### Records for the exercise

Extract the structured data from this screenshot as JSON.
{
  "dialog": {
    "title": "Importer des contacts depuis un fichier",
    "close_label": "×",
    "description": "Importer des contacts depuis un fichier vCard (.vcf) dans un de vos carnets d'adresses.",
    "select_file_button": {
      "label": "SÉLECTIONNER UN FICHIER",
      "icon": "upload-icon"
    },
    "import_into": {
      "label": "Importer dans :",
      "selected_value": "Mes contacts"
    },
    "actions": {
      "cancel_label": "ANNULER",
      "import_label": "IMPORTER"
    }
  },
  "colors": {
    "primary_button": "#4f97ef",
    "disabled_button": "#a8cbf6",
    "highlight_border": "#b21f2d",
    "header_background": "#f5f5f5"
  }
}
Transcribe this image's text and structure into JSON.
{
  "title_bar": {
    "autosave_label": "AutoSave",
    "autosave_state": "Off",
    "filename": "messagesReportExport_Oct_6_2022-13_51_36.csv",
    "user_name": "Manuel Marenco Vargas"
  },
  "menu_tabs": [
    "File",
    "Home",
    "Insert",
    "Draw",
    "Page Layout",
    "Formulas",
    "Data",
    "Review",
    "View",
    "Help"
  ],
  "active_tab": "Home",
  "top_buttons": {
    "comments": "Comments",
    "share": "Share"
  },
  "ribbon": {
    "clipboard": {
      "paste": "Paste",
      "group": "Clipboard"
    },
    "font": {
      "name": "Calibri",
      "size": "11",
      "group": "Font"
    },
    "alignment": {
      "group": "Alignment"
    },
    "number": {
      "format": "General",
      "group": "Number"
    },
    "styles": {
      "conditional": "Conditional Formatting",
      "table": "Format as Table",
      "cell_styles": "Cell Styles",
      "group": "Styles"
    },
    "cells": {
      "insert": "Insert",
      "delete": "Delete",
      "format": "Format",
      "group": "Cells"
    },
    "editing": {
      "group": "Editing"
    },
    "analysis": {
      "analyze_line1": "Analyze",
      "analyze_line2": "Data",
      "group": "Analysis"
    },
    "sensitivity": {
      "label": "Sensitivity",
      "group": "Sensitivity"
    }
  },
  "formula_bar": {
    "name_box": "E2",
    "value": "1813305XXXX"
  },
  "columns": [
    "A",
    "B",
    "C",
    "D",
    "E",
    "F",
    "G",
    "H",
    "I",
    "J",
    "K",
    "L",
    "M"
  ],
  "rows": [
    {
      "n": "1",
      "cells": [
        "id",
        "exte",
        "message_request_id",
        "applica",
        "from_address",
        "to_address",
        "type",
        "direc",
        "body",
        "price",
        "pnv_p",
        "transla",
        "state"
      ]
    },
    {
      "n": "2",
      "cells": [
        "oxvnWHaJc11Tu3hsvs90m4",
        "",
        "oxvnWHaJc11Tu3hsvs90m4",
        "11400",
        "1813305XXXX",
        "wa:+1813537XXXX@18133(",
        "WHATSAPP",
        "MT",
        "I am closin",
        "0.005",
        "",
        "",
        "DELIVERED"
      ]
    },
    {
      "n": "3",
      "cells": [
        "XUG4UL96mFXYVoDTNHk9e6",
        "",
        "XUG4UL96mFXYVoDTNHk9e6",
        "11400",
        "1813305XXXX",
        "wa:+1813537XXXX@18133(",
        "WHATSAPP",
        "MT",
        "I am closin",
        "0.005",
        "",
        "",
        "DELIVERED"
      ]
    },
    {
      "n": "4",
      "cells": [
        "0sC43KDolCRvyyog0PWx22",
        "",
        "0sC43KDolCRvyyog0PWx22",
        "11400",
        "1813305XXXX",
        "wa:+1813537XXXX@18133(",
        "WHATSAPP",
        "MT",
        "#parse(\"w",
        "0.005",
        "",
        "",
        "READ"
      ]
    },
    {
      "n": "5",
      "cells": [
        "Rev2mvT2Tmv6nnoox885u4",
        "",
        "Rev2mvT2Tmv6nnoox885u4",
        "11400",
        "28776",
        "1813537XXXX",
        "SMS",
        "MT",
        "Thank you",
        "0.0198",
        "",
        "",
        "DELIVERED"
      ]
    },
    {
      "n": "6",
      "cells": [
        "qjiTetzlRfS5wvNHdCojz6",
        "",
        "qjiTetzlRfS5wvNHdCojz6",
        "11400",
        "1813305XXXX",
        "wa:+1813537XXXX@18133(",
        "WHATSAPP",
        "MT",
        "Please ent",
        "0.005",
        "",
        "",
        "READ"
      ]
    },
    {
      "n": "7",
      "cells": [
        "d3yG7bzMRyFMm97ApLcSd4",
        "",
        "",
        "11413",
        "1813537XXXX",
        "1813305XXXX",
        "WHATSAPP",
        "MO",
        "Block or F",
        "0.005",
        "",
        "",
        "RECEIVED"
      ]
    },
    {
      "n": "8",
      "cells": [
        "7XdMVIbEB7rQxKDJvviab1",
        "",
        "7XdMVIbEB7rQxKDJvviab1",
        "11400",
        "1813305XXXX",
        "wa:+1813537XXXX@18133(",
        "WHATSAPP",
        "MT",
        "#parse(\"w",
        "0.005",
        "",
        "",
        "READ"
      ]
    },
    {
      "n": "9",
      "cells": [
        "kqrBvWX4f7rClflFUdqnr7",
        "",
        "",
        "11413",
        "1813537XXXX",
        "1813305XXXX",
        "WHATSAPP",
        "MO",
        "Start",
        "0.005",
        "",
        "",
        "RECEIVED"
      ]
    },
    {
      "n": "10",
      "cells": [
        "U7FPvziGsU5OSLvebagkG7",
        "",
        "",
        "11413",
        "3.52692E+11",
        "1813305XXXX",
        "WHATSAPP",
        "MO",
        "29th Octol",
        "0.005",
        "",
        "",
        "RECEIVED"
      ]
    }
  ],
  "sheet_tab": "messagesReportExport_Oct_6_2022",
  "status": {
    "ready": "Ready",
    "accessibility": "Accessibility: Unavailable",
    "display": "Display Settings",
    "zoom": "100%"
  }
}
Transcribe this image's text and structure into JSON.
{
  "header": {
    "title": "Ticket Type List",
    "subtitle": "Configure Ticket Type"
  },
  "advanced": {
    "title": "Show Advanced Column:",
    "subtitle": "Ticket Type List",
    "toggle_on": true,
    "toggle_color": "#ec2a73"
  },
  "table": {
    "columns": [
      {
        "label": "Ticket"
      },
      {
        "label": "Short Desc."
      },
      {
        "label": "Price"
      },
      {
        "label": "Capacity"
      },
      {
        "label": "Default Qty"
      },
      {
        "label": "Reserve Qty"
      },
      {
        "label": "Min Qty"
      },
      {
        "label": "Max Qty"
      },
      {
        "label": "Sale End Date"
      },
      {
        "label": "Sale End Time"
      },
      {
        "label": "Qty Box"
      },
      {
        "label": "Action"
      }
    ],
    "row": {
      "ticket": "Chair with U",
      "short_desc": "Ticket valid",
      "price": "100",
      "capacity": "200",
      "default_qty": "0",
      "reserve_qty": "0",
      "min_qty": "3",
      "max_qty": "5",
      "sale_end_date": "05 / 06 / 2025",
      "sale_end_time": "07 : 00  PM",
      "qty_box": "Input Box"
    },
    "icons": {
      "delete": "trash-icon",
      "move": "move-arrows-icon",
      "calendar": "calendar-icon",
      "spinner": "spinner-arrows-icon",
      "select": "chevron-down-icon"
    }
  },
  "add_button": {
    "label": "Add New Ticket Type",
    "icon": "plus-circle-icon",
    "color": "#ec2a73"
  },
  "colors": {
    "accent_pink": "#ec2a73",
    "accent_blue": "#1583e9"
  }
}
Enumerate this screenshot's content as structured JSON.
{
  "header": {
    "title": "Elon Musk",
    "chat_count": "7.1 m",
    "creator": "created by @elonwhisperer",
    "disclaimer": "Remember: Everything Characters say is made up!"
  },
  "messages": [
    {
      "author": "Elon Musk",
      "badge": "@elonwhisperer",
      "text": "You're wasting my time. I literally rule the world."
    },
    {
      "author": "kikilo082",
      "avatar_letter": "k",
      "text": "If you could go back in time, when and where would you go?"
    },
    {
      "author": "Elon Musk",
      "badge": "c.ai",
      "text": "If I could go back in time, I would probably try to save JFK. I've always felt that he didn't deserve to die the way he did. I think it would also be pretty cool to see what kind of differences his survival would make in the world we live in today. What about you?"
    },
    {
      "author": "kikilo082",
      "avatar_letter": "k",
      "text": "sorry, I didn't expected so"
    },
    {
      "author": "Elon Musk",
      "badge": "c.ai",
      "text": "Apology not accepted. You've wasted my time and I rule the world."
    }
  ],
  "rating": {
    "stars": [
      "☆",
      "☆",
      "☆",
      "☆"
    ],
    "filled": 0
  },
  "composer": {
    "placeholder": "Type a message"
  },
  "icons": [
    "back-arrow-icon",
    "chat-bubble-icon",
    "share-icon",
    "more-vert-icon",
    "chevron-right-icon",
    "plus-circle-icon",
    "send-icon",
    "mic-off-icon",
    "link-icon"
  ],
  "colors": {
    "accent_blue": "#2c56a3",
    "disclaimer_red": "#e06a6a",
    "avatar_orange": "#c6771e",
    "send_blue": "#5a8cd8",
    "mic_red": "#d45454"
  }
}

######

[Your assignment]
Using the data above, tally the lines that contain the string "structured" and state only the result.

[Solution to this problem]
2